● Problem to work on:
Lines holding the word "caption" in the following material must be counted; give only the resulting number.

*** Study material ***

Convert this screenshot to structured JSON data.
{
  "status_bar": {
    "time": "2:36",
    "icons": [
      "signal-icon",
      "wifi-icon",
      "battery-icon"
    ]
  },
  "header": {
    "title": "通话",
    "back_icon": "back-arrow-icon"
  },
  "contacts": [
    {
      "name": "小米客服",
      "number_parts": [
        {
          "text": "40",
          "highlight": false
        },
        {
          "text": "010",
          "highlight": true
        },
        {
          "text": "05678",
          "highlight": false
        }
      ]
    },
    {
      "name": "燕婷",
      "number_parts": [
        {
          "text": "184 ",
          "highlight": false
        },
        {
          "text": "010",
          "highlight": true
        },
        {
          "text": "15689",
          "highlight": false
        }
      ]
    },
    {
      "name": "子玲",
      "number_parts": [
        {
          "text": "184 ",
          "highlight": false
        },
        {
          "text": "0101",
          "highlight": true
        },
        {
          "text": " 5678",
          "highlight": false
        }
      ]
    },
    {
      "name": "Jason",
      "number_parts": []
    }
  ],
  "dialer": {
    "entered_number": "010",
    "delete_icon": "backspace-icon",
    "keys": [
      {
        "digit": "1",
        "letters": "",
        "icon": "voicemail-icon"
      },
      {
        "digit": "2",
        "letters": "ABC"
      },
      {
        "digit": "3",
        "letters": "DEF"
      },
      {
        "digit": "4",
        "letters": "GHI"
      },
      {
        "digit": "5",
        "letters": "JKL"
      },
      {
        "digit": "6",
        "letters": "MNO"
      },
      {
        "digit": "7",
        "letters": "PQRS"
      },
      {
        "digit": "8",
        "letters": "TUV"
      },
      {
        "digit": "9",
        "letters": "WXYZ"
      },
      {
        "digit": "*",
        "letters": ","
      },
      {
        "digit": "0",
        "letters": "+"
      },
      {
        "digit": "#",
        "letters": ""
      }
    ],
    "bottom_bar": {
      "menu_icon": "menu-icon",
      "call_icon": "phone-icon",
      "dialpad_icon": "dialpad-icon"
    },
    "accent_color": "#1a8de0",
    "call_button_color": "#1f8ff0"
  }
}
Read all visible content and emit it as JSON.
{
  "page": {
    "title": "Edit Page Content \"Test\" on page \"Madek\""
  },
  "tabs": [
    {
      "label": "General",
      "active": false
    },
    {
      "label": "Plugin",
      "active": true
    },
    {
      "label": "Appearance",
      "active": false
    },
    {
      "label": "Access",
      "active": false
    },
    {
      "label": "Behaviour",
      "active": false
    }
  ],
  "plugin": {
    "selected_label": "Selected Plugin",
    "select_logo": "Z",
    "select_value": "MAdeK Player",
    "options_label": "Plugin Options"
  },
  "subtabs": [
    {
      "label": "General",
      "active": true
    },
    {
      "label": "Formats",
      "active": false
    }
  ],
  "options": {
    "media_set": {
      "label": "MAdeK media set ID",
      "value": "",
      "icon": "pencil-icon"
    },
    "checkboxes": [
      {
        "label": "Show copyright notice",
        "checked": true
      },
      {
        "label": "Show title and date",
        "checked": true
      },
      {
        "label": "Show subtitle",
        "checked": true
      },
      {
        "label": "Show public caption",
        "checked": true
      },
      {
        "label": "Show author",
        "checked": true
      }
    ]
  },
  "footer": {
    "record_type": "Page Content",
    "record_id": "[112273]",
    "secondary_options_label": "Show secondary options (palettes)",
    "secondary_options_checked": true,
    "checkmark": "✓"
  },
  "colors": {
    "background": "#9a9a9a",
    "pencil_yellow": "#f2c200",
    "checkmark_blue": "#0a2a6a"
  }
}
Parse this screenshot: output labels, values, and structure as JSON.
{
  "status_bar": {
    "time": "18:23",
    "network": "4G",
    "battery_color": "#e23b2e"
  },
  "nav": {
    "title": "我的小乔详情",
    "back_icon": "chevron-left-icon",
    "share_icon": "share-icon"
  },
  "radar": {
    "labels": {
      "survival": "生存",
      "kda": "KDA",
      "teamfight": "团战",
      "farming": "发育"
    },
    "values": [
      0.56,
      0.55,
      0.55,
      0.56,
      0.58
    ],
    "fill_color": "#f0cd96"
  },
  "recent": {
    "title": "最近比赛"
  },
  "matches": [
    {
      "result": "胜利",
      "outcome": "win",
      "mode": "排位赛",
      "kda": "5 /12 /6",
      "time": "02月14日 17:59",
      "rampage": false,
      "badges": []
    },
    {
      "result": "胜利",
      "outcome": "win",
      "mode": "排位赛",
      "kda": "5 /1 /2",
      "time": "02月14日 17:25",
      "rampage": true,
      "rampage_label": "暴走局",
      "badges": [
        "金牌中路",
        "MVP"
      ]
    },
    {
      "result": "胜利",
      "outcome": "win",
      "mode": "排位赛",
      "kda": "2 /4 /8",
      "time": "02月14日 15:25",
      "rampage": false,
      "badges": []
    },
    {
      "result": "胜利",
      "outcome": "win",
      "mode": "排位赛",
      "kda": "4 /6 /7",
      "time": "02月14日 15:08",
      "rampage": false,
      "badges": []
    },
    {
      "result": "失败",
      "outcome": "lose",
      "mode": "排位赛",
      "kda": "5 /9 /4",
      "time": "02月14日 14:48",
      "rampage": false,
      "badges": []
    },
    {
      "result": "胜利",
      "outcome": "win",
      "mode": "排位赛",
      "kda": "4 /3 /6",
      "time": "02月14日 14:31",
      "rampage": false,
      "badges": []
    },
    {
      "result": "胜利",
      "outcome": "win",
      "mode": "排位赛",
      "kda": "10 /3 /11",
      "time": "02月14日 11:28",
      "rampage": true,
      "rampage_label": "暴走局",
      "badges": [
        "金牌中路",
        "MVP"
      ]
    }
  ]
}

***
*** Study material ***

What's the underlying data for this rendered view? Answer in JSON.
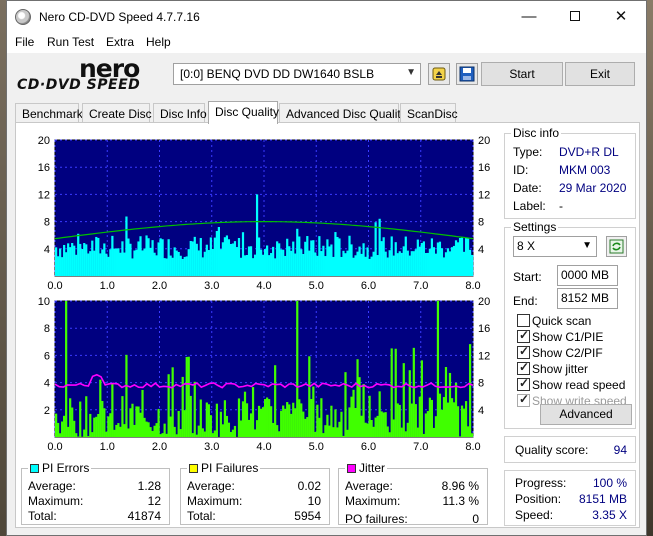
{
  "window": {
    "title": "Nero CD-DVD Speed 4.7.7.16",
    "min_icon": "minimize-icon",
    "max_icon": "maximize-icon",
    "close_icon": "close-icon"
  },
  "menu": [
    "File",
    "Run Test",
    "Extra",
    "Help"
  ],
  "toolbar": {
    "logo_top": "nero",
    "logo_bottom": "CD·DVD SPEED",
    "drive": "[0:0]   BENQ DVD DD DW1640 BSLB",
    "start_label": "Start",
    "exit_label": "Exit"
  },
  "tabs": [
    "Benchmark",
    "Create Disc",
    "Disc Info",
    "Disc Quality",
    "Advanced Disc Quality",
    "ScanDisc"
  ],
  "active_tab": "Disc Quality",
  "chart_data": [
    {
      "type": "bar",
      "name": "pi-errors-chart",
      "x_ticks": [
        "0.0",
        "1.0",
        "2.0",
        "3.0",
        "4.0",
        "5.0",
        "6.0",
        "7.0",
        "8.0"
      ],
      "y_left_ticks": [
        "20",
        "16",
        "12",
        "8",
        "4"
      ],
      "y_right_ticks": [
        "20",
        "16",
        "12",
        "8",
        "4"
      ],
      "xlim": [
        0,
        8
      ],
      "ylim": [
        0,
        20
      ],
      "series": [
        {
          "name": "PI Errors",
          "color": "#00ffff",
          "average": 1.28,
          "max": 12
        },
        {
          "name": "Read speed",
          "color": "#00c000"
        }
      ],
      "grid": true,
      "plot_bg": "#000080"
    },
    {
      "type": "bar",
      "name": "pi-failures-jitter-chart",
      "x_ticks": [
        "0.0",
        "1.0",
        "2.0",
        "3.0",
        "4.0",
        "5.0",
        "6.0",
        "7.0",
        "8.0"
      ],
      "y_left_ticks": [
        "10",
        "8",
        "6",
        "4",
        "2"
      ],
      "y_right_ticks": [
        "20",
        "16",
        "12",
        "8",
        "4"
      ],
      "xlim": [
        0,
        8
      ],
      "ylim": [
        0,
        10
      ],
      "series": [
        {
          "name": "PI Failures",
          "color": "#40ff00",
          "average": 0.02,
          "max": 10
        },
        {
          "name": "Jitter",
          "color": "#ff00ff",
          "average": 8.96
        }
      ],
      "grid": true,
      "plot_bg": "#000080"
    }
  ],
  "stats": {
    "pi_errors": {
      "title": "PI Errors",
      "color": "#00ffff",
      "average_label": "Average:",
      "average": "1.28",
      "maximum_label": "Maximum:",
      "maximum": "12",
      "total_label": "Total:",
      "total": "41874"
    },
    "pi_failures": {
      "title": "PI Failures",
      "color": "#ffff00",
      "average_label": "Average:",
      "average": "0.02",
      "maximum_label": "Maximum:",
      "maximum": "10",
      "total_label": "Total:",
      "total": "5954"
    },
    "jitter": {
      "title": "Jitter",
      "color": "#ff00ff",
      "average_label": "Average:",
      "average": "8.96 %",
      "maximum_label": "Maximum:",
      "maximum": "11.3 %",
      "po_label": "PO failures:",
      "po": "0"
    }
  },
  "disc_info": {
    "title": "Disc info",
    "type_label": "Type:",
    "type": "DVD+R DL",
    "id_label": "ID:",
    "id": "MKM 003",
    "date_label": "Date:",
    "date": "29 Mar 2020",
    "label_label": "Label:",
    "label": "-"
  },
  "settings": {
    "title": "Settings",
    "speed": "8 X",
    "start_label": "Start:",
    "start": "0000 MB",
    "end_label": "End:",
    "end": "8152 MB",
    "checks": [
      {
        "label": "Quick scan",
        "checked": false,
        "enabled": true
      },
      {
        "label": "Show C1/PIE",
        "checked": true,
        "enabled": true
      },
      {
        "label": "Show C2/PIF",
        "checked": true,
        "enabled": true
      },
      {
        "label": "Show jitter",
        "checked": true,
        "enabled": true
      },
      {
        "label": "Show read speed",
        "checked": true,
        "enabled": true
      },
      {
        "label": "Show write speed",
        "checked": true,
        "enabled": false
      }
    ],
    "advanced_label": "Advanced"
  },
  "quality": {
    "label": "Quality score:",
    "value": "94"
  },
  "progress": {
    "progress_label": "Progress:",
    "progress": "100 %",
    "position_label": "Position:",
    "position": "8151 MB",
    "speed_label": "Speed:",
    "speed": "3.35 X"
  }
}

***
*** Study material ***

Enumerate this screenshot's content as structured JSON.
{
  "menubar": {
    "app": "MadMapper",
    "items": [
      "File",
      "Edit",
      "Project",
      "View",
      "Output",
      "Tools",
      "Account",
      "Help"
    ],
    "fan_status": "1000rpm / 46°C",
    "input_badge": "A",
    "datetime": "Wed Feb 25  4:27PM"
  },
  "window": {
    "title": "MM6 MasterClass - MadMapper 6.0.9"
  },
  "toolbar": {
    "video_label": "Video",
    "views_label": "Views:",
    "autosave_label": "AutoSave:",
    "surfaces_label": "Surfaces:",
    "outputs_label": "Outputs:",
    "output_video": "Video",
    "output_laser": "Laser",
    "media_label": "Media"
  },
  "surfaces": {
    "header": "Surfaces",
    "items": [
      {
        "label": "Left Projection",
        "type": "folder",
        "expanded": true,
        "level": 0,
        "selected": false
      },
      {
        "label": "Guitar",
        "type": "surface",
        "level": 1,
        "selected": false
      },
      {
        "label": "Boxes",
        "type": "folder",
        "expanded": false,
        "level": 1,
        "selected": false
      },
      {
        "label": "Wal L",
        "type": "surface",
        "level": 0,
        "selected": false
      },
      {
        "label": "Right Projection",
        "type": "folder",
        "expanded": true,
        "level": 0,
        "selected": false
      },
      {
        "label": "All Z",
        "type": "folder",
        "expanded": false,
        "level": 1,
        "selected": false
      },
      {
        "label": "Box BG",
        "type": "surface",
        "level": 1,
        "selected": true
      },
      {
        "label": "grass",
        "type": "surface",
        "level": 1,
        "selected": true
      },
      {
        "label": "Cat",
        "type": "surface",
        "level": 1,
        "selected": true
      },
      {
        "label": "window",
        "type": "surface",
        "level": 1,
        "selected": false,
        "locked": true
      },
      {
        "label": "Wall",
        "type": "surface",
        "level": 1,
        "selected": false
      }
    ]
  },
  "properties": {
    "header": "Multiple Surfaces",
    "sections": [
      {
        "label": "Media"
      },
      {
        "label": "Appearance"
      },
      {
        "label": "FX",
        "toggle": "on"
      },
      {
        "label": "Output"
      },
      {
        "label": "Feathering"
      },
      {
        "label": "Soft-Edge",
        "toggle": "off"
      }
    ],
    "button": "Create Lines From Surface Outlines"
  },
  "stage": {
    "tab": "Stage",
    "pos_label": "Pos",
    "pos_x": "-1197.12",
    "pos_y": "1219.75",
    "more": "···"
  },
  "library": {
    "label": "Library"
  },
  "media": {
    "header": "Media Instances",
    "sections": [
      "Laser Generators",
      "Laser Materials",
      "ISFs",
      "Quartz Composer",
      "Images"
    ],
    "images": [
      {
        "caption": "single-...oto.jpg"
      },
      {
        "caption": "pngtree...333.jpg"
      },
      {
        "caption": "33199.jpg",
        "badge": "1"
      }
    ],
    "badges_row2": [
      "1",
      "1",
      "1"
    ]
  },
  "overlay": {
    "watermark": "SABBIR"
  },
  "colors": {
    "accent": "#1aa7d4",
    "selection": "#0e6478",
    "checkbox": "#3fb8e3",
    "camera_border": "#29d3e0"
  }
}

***

● The answer:
4